What is being asked → What's needed is a word-for-word retyping of the entries below, pictures omitted.

Supplied material →

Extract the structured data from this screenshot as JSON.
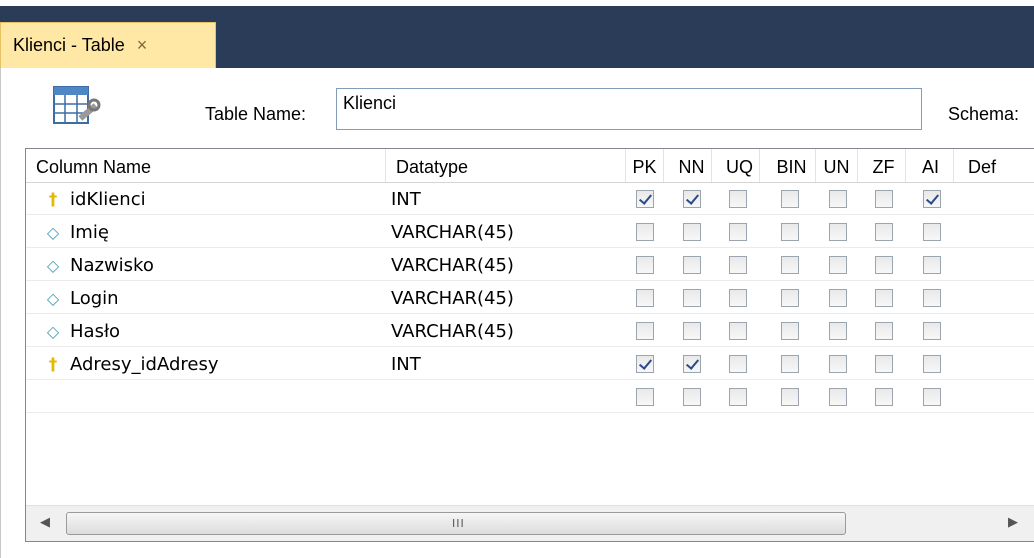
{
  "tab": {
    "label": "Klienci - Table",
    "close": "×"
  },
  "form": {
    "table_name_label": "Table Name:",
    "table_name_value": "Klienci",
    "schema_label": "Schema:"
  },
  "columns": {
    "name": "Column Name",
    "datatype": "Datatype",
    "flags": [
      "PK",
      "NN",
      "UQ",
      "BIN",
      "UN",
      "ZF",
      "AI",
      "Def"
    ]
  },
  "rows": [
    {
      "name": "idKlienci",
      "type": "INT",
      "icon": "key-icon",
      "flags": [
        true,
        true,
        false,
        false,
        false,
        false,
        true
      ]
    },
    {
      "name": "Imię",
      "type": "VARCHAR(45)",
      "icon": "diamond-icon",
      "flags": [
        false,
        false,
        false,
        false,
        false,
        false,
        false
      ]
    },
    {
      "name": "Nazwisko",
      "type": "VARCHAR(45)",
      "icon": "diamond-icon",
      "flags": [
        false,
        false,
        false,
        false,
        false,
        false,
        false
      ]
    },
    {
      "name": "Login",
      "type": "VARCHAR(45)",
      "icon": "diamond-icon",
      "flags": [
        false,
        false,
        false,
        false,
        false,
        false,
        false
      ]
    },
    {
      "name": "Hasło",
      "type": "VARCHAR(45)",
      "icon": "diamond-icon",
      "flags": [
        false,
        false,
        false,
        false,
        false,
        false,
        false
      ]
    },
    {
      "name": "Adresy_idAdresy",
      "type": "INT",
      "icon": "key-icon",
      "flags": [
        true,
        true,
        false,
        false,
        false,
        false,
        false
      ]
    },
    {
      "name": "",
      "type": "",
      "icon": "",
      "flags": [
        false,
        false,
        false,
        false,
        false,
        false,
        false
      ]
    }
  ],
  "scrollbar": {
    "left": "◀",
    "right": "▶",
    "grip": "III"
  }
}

Reply to the exercise →
Extract the structured data from this screenshot as JSON.
{
  "tab": {
    "label": "Klienci - Table",
    "close": "×"
  },
  "form": {
    "table_name_label": "Table Name:",
    "table_name_value": "Klienci",
    "schema_label": "Schema:"
  },
  "columns": {
    "name": "Column Name",
    "datatype": "Datatype",
    "flags": [
      "PK",
      "NN",
      "UQ",
      "BIN",
      "UN",
      "ZF",
      "AI",
      "Def"
    ]
  },
  "rows": [
    {
      "name": "idKlienci",
      "type": "INT",
      "icon": "key-icon",
      "flags": [
        true,
        true,
        false,
        false,
        false,
        false,
        true
      ]
    },
    {
      "name": "Imię",
      "type": "VARCHAR(45)",
      "icon": "diamond-icon",
      "flags": [
        false,
        false,
        false,
        false,
        false,
        false,
        false
      ]
    },
    {
      "name": "Nazwisko",
      "type": "VARCHAR(45)",
      "icon": "diamond-icon",
      "flags": [
        false,
        false,
        false,
        false,
        false,
        false,
        false
      ]
    },
    {
      "name": "Login",
      "type": "VARCHAR(45)",
      "icon": "diamond-icon",
      "flags": [
        false,
        false,
        false,
        false,
        false,
        false,
        false
      ]
    },
    {
      "name": "Hasło",
      "type": "VARCHAR(45)",
      "icon": "diamond-icon",
      "flags": [
        false,
        false,
        false,
        false,
        false,
        false,
        false
      ]
    },
    {
      "name": "Adresy_idAdresy",
      "type": "INT",
      "icon": "key-icon",
      "flags": [
        true,
        true,
        false,
        false,
        false,
        false,
        false
      ]
    },
    {
      "name": "",
      "type": "",
      "icon": "",
      "flags": [
        false,
        false,
        false,
        false,
        false,
        false,
        false
      ]
    }
  ],
  "scrollbar": {
    "left": "◀",
    "right": "▶",
    "grip": "III"
  }
}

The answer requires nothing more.